*Number or dollars are based on FY 2017’s R01-equivalent definition.

**The R01-equivalent definition has been expanded to include other activity codes such as the U01 Research Project-Cooperative Agreement, to support discrete, specified, circumscribed projects involving substantial efforts for research conducted by investigators.   The number or dollars are based on FY 2018’s R01-equivalent definition.

***For FY 2019, R01-equivalent grants are defined as activity codes DP1, DP2, DP5, R01, R37, R56, RF1, RL1, U01 and R35 from select National Institute of General Medical Sciences and National Human Genome Research Institute program announcements (GM16-003, GM17-004, PAR17-094, PAR17-190, or HG18-006).


  1. I find folk herb phytochemical which inhibit entry of Covid19 . The phytoderivatives molecule hit in fusion peptide or Hr1(doamin P7,P8,P9) and binding with conventional hydrogen bond with hydrophobic amino acid residues. I think this is big breakthrough for eradicate the Covid19.
    Dr. Nadeem Khan

    1. Consider submitting your idea to the NIH COVID-19 Portal, which collects data on diagnostic, therapeutic, vaccine, and other candidates or technologies with near-term potential for testing against COVID-19, as well as other information that could be leveraged in the response to COVID-19.

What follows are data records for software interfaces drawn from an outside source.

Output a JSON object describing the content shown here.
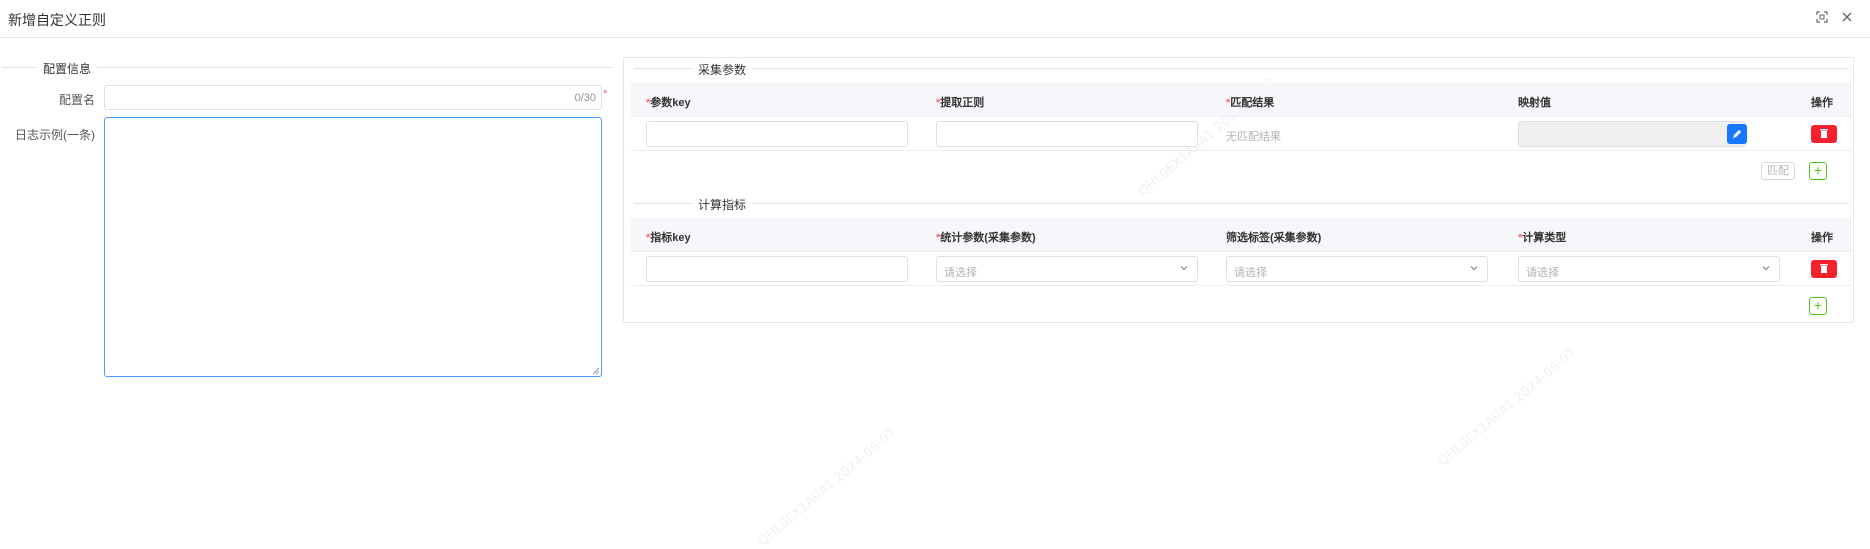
{
  "dialog": {
    "title": "新增自定义正则"
  },
  "config_section": {
    "legend": "配置信息",
    "name_label": "配置名",
    "name_value": "",
    "name_counter": "0/30",
    "required_mark": "*",
    "log_sample_label": "日志示例(一条)",
    "log_sample_value": ""
  },
  "collect_section": {
    "legend": "采集参数",
    "columns": {
      "param_key": "参数key",
      "extract_regex": "提取正则",
      "match_result": "匹配结果",
      "mapped_value": "映射值",
      "action": "操作"
    },
    "row": {
      "param_key_value": "",
      "extract_regex_value": "",
      "match_result_text": "无匹配结果",
      "mapped_value": ""
    },
    "match_button": "匹配",
    "add_button": "+"
  },
  "metric_section": {
    "legend": "计算指标",
    "columns": {
      "metric_key": "指标key",
      "stat_param": "统计参数(采集参数)",
      "filter_tag": "筛选标签(采集参数)",
      "calc_type": "计算类型",
      "action": "操作"
    },
    "row": {
      "metric_key_value": "",
      "select_placeholder": "请选择"
    },
    "add_button": "+"
  },
  "watermark_text": "QHL0EX1A0A1 2024-06-07",
  "colors": {
    "danger": "#f5222d",
    "primary": "#1677ff",
    "success": "#52c41a",
    "required": "#f56c6c"
  },
  "icons": [
    "maximize-icon",
    "close-icon",
    "edit-icon",
    "trash-icon",
    "chevron-down-icon",
    "plus-icon"
  ]
}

      Please note that this portal is for information and planning purposes only and shall not be construed as a solicitation or funding opportunity; as a contract, grant, cooperative agreement, or other transaction; or as an obligation on the part of the Federal Government, the NIH, or individual NIH Institutes and Centers to provide support for any ideas identified in response to it. All portions of the submission that are proprietary, confidential, or trade secret should be clearly marked as such.

  2. Thank you , Mike

    One suggestion..in reporting RPG size (amount) I would suggest giving Median amounts, not just means.. the mean is very unstable re extremes where a few big ones inflate it.. it appears the mean is above the 500K limit , which is huge, but probably obscures fact that most RPG are modest in size. Median would help present a more realistic picture.

  3. Interesting data and at least the 2018 to 2019 drop in award numbers for the RPG and “R01-equivalent” new/competing is not worse (nothing like the current times to be aware that matters could be yet worse!). It would be even more helpful to have an update or edit in which a straight “R01” (rather than R01-equivalent) numbers and trends are added. [of course, the long-advocated “non-RFA R01-only” data and /or established versus “new” R01-only data – to apply to the huddled masses of people past the first cycle of support is probably just a pipe dream, or a raisin in the sun.

    1. Apologies for the inconvenience. Confirming that NIH RePORT is temporarily unavailable for critical maintenance, and we don’t have an ETA yet for when it will be available. We will keep you posted. In the meantime, NIH RePORTER is still available directly at https://projectreporter.nih.gov/reporter.cfm. If you are trying to access specific content within RePORT, let us know if we can assist by emailing you a specific report directly.

Leave a Reply

Your email address will not be published. Required fields are marked *